Now, to take you to the present moment I find myself at the hostel Casa Verde which we have made our port of call. We use their internet and eat their dollar tacos. For the past hour Ariel and I have been entertained by and old salt named Jon Smith who, for the past 45 years he has been sailing the world only sleeping on ‘dirt’ for less than a month in all that time! He has the most basic of boats with no holes in the bottom and no electrical wiring. He is what you would call a purist and of course has never-ending stories. Entertainment for hours, days even weeks possibly.
As for general life I have been busy and entertained for as long as I please.
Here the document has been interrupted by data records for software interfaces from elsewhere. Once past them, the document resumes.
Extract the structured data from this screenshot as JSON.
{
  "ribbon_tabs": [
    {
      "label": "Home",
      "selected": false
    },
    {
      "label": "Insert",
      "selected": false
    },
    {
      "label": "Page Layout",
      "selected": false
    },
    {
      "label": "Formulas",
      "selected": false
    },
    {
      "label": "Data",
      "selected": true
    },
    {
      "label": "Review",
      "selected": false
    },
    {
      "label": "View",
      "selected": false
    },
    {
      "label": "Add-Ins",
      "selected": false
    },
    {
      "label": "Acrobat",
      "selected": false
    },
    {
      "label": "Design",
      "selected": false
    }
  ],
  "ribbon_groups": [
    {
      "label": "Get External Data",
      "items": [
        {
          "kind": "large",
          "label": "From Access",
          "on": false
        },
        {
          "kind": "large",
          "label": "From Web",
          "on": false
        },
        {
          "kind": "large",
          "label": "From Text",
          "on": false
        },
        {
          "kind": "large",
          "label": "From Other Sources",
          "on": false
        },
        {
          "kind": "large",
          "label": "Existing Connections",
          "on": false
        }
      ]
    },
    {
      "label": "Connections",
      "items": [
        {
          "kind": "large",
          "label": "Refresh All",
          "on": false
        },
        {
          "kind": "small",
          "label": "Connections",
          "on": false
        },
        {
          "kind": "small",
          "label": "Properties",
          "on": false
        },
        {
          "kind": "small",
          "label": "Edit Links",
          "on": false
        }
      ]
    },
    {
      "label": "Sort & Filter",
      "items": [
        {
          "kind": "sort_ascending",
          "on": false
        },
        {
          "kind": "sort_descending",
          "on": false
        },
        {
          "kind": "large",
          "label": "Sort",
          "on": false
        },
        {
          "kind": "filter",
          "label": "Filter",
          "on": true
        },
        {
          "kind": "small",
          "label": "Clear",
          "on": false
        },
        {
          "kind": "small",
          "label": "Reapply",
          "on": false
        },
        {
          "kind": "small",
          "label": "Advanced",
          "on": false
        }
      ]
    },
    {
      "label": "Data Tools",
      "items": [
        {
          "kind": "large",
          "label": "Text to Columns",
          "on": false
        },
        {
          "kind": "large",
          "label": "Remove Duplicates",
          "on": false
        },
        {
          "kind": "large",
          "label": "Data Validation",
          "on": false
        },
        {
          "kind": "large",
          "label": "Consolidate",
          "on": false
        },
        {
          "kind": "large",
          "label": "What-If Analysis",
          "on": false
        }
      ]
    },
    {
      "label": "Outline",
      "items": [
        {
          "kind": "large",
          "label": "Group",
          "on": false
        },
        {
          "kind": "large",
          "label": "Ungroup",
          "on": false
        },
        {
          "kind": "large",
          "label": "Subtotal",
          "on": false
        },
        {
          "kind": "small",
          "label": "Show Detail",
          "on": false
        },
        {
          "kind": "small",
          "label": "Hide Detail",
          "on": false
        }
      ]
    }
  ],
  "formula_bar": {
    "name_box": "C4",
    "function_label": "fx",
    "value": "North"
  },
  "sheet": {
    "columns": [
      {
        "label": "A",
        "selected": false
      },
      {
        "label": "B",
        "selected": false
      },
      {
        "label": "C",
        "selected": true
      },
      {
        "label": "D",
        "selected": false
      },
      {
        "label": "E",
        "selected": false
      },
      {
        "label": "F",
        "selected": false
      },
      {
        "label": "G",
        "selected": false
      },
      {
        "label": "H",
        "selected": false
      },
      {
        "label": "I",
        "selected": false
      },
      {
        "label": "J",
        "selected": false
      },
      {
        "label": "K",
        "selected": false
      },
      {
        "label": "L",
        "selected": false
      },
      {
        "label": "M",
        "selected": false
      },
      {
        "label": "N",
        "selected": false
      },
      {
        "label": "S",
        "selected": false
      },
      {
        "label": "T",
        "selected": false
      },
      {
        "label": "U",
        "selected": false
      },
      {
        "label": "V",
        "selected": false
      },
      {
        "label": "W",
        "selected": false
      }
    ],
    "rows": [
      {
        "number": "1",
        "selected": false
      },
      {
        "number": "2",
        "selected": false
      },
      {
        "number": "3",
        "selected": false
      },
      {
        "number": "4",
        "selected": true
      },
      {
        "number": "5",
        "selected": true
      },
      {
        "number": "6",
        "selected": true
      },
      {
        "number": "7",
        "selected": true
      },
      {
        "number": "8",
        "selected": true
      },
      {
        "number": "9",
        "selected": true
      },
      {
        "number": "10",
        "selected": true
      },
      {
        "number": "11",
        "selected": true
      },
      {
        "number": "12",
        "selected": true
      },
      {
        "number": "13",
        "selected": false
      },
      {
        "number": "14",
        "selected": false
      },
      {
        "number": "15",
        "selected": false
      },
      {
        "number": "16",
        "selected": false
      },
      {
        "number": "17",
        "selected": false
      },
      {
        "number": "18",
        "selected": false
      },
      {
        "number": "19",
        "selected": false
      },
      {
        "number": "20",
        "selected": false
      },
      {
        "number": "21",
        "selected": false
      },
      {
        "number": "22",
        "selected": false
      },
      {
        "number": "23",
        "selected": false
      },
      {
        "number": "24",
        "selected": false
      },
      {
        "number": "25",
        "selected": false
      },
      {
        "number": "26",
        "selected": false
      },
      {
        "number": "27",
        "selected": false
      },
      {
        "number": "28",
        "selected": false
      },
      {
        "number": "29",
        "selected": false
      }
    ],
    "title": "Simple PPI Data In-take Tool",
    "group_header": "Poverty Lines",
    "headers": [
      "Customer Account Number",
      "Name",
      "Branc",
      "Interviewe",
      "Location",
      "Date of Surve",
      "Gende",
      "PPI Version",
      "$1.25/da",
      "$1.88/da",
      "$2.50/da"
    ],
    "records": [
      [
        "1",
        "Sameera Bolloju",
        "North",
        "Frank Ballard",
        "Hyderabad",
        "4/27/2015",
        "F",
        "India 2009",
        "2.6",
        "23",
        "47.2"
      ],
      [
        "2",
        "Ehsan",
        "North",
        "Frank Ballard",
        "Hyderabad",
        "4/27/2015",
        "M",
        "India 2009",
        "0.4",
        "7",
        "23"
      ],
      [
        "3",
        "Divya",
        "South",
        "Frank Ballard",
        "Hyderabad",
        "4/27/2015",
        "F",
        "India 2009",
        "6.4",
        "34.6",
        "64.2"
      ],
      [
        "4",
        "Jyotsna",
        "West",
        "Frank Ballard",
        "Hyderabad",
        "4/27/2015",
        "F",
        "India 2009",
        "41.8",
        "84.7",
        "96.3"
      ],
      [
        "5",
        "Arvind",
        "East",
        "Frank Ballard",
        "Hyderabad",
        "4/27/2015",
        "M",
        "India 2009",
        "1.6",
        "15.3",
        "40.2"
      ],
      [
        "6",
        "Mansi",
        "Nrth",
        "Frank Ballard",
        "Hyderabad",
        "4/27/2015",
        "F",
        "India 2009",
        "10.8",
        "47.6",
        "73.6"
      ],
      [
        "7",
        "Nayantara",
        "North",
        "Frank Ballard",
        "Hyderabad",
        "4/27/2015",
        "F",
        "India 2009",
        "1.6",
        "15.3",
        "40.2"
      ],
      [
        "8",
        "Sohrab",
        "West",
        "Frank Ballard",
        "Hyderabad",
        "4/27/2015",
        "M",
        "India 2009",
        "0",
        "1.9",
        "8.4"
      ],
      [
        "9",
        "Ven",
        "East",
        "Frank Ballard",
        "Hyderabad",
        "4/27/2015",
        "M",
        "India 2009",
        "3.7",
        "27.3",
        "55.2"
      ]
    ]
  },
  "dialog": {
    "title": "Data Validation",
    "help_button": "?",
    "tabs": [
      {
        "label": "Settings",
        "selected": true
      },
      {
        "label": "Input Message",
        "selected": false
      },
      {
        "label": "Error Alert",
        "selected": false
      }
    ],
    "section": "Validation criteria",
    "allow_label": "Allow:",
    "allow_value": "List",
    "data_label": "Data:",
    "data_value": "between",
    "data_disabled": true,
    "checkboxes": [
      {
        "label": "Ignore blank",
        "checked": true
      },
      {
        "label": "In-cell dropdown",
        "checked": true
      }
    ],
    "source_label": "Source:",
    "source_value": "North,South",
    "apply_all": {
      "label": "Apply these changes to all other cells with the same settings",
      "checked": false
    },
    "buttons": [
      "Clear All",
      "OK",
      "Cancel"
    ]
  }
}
Each day there is something to do, mostly it is fixing, cleaning, or organizing parts of the boat. The boat was designed with a work area in the engine room. Todd, the previous owner, left the work room fully stocked. Tools, nuts, screws, electrical, plumbing, spares for everything, and all other types of gadgets would keep even the seasoned handyman sleeping well. Captain Clay is a very experienced ship wright and handy with all aspects of the boat. I have found a new teacher to fill in all the gaps I missed when under the teachings of my dad. Just like I experienced with dad, even the simplest of projects always need an extra step to finish correctly. Among many things, i thank my dad for teaching me patience.
On hard land I am feeling a little ‘land sick’. It is a weird sensation that the second i get back on the water the moving in my head and body stops. On land sitting or holding still makes the wobbling stronger and if i find myself in a confined space the swaying sensation increases. There are times i could swear that the whole building is moving as if it were afloat.
Living on a boat i hope to improve my fishing skills. We have some simple tools and lures for trolling while the boat is moving. While the boat is at anchor and near a reef we also purchased fishing spears. Although not for the lazy fisherman or even the novice, Captain Clay swears it is a great way to get some delicious snapper in your skillet. Eager as I was to try my hand with spear fishing, I was quickly reminded how much there is to learn about the marine world. Not only were the fish hard to get close to but even identifying the fish was a challenge. After practicing approaching fish and preparing the spear to be shot from my hand I ended up never taking the shot. I had no guarantee that the fish would be edible and have no desire to kill something that will just go to waste. Captain Clay had no luck either and said he only saw one fish that would have tasted any good.
Thats all for now.
Jeff and One World
Some More Photos From Our First Days